Coloplast Care is a comprehensive support program that gives people with an ostomy personal support throughout their life.

Having the support of Care, you’re not travelling the journey of living life with an ostomy by yourself. – Keagan

There are so many questions that you don’t know to ask until you start life as an ostomate. Coloplast Care helped me stay focused on what was important. – Mike

Coloplast Care covers everything from the Basics, such as: ‘What is an Ostomy?’ and ‘Before Surgery’, to ‘Routines’ and ‘Lifestyle’. Not only are there helpful articles and real-life stories from others on the website and through emails, individuals are partnered with a dedicated advisor for personalized support.

One of the best parts of Care is that you can actually speak with a person. They were listening to what I was trying to do and what my concerns were, and coming up with different solutions they felt would work for me. – Mike

Having the ability to access the Coloplast Care website is a great resource. The reality is that your healthcare provider isn’t available 24/7 around the clock. – Keagan

Gathering the right tools, resources, and community around you following your ostomy surgery will determine your ability to succeed and live a full life as an ostomate. Whether figuring out what to wear to the beach, how to prevent leakage, or learning how to use your appliance, there are resources available to you 24/7. You are not alone in this new chapter of your life.

Visit Coloplast Care to enroll and get your support program started.

 

Mike and Keagan have been compensated by Coloplast to provide this information.

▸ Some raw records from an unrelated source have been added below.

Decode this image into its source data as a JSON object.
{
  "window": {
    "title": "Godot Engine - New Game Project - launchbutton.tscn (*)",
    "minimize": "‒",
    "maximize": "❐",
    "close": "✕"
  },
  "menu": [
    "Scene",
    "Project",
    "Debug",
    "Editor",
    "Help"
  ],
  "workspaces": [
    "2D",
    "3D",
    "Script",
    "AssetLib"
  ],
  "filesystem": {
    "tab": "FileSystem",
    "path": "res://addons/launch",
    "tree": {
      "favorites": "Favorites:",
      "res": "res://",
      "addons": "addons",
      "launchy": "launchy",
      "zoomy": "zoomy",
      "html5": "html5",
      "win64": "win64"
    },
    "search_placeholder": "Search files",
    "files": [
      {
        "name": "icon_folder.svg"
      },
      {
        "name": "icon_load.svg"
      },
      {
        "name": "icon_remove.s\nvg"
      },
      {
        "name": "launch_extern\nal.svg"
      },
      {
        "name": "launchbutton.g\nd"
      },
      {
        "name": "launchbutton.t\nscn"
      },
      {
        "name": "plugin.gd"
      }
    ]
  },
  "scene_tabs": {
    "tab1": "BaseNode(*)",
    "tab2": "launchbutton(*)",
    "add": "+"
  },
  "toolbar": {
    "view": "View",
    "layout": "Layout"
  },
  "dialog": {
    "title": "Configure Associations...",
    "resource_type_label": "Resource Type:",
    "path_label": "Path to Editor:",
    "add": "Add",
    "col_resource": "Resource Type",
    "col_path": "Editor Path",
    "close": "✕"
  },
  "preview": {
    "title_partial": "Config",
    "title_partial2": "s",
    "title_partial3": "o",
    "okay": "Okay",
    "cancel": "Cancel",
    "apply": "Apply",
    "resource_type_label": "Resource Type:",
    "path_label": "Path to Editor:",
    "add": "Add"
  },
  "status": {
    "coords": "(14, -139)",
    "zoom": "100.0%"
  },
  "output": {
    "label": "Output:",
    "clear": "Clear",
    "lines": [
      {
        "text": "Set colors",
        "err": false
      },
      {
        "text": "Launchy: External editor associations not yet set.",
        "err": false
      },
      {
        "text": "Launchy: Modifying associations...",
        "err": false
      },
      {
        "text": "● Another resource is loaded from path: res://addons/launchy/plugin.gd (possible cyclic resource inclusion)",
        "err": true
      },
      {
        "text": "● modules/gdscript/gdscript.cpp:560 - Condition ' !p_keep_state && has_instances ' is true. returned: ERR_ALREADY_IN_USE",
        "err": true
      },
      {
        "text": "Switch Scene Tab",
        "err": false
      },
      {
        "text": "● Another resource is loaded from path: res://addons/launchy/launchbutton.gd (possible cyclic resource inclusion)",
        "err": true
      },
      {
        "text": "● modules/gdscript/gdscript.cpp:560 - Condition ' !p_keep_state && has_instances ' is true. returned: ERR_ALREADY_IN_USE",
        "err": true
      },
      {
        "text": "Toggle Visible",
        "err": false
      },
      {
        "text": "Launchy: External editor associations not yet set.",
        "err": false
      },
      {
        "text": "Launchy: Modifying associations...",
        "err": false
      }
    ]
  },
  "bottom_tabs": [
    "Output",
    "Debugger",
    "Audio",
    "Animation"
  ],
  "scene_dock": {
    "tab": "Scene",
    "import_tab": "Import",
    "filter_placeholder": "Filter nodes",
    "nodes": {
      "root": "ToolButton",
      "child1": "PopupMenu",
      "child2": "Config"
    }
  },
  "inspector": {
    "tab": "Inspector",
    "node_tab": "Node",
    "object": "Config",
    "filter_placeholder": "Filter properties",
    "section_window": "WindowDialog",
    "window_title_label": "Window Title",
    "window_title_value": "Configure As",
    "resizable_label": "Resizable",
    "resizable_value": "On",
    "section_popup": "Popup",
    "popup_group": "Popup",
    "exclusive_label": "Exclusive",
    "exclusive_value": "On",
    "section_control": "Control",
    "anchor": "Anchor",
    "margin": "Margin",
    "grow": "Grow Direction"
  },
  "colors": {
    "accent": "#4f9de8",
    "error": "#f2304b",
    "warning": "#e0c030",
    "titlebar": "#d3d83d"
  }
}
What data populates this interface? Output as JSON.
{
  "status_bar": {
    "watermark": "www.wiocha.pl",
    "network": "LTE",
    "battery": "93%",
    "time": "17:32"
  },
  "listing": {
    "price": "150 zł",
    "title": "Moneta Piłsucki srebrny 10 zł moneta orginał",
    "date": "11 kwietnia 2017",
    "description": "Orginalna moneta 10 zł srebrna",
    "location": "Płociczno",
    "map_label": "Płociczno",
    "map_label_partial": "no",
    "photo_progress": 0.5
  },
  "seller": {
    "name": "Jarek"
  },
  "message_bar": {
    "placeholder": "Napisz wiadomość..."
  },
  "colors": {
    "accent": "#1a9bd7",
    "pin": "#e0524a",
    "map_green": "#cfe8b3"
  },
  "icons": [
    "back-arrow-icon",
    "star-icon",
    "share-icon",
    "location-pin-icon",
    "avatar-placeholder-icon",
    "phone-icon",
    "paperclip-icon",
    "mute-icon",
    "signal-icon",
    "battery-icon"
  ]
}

Editor’s note: This article is from one of our digital sponsors, Coloplast. Sponsor support along with donations from readers like you help to maintain our website and the free trusted resources of UOAA, a 501(c)(3) nonprofit organization.